TASK: Repeat every entry exactly. Pictures stay out.

Dataset records:

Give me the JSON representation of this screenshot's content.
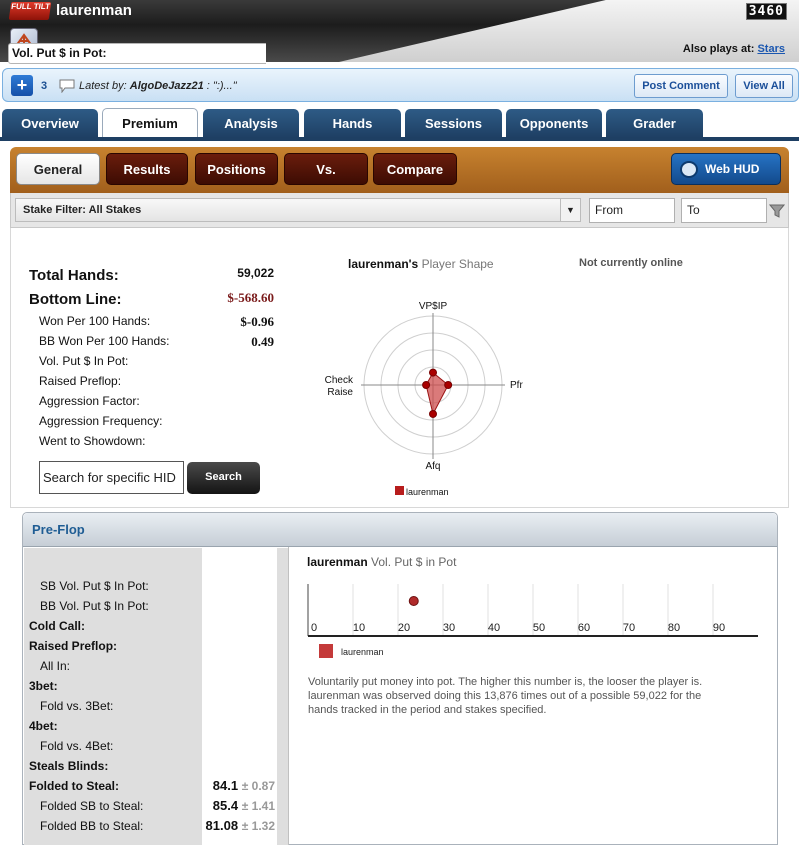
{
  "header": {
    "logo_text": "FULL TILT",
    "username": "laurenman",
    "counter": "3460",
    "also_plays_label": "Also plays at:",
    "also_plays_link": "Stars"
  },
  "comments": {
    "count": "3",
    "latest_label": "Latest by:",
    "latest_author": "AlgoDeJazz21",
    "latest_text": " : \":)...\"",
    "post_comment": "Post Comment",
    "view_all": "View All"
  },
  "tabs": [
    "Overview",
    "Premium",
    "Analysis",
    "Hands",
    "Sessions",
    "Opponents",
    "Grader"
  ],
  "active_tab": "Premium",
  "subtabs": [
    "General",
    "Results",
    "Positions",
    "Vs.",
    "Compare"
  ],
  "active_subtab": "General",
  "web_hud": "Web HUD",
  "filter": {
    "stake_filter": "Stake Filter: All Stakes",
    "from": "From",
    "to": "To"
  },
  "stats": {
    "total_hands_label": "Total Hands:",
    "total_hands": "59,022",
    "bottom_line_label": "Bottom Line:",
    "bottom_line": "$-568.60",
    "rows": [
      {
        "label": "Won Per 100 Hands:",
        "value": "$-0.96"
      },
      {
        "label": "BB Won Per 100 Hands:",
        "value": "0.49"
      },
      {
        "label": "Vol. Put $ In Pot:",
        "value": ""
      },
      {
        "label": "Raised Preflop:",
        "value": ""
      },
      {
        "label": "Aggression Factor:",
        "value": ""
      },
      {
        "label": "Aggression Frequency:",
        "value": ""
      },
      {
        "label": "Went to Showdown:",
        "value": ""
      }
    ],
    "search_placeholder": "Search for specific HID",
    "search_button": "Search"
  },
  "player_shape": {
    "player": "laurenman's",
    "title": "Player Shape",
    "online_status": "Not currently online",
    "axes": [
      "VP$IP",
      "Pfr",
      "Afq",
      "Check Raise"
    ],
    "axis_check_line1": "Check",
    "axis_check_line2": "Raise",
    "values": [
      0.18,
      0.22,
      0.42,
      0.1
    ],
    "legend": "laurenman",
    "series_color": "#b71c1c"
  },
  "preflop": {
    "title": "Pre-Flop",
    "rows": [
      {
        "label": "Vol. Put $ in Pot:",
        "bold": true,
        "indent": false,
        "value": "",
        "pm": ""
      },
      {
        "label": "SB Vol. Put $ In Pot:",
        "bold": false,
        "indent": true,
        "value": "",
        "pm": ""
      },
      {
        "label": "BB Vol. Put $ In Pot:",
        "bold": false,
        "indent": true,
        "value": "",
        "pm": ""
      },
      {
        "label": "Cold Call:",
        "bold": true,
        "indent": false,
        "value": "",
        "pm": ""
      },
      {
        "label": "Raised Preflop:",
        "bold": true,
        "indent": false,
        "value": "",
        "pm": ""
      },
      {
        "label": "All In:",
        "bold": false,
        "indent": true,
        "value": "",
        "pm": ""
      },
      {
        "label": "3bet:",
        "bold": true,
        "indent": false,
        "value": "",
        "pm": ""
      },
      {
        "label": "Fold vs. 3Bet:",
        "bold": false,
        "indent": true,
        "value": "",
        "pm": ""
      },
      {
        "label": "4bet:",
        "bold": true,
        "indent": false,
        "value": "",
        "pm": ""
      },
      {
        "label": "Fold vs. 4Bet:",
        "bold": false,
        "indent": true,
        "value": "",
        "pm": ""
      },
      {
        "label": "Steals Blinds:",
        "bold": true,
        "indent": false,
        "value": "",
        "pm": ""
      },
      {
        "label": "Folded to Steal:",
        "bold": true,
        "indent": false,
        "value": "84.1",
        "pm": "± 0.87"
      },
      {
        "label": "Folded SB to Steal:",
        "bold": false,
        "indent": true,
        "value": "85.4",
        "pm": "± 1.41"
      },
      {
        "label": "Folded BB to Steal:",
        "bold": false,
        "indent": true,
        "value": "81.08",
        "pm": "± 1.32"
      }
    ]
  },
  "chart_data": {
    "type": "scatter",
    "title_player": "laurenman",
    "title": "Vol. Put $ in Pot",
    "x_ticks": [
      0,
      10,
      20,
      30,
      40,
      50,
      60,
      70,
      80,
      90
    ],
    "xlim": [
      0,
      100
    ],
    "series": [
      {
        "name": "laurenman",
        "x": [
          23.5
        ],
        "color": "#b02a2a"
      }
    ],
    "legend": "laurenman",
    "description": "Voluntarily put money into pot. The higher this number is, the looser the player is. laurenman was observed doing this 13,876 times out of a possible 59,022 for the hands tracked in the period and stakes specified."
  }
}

TASK ANSWER:
Give me the JSON representation of this screenshot's content.
{
  "header": {
    "logo_text": "FULL TILT",
    "username": "laurenman",
    "counter": "3460",
    "also_plays_label": "Also plays at:",
    "also_plays_link": "Stars"
  },
  "comments": {
    "count": "3",
    "latest_label": "Latest by:",
    "latest_author": "AlgoDeJazz21",
    "latest_text": " : \":)...\"",
    "post_comment": "Post Comment",
    "view_all": "View All"
  },
  "tabs": [
    "Overview",
    "Premium",
    "Analysis",
    "Hands",
    "Sessions",
    "Opponents",
    "Grader"
  ],
  "active_tab": "Premium",
  "subtabs": [
    "General",
    "Results",
    "Positions",
    "Vs.",
    "Compare"
  ],
  "active_subtab": "General",
  "web_hud": "Web HUD",
  "filter": {
    "stake_filter": "Stake Filter: All Stakes",
    "from": "From",
    "to": "To"
  },
  "stats": {
    "total_hands_label": "Total Hands:",
    "total_hands": "59,022",
    "bottom_line_label": "Bottom Line:",
    "bottom_line": "$-568.60",
    "rows": [
      {
        "label": "Won Per 100 Hands:",
        "value": "$-0.96"
      },
      {
        "label": "BB Won Per 100 Hands:",
        "value": "0.49"
      },
      {
        "label": "Vol. Put $ In Pot:",
        "value": ""
      },
      {
        "label": "Raised Preflop:",
        "value": ""
      },
      {
        "label": "Aggression Factor:",
        "value": ""
      },
      {
        "label": "Aggression Frequency:",
        "value": ""
      },
      {
        "label": "Went to Showdown:",
        "value": ""
      }
    ],
    "search_placeholder": "Search for specific HID",
    "search_button": "Search"
  },
  "player_shape": {
    "player": "laurenman's",
    "title": "Player Shape",
    "online_status": "Not currently online",
    "axes": [
      "VP$IP",
      "Pfr",
      "Afq",
      "Check Raise"
    ],
    "axis_check_line1": "Check",
    "axis_check_line2": "Raise",
    "values": [
      0.18,
      0.22,
      0.42,
      0.1
    ],
    "legend": "laurenman",
    "series_color": "#b71c1c"
  },
  "preflop": {
    "title": "Pre-Flop",
    "rows": [
      {
        "label": "Vol. Put $ in Pot:",
        "bold": true,
        "indent": false,
        "value": "",
        "pm": ""
      },
      {
        "label": "SB Vol. Put $ In Pot:",
        "bold": false,
        "indent": true,
        "value": "",
        "pm": ""
      },
      {
        "label": "BB Vol. Put $ In Pot:",
        "bold": false,
        "indent": true,
        "value": "",
        "pm": ""
      },
      {
        "label": "Cold Call:",
        "bold": true,
        "indent": false,
        "value": "",
        "pm": ""
      },
      {
        "label": "Raised Preflop:",
        "bold": true,
        "indent": false,
        "value": "",
        "pm": ""
      },
      {
        "label": "All In:",
        "bold": false,
        "indent": true,
        "value": "",
        "pm": ""
      },
      {
        "label": "3bet:",
        "bold": true,
        "indent": false,
        "value": "",
        "pm": ""
      },
      {
        "label": "Fold vs. 3Bet:",
        "bold": false,
        "indent": true,
        "value": "",
        "pm": ""
      },
      {
        "label": "4bet:",
        "bold": true,
        "indent": false,
        "value": "",
        "pm": ""
      },
      {
        "label": "Fold vs. 4Bet:",
        "bold": false,
        "indent": true,
        "value": "",
        "pm": ""
      },
      {
        "label": "Steals Blinds:",
        "bold": true,
        "indent": false,
        "value": "",
        "pm": ""
      },
      {
        "label": "Folded to Steal:",
        "bold": true,
        "indent": false,
        "value": "84.1",
        "pm": "± 0.87"
      },
      {
        "label": "Folded SB to Steal:",
        "bold": false,
        "indent": true,
        "value": "85.4",
        "pm": "± 1.41"
      },
      {
        "label": "Folded BB to Steal:",
        "bold": false,
        "indent": true,
        "value": "81.08",
        "pm": "± 1.32"
      }
    ]
  },
  "chart_data": {
    "type": "scatter",
    "title_player": "laurenman",
    "title": "Vol. Put $ in Pot",
    "x_ticks": [
      0,
      10,
      20,
      30,
      40,
      50,
      60,
      70,
      80,
      90
    ],
    "xlim": [
      0,
      100
    ],
    "series": [
      {
        "name": "laurenman",
        "x": [
          23.5
        ],
        "color": "#b02a2a"
      }
    ],
    "legend": "laurenman",
    "description": "Voluntarily put money into pot. The higher this number is, the looser the player is. laurenman was observed doing this 13,876 times out of a possible 59,022 for the hands tracked in the period and stakes specified."
  }
}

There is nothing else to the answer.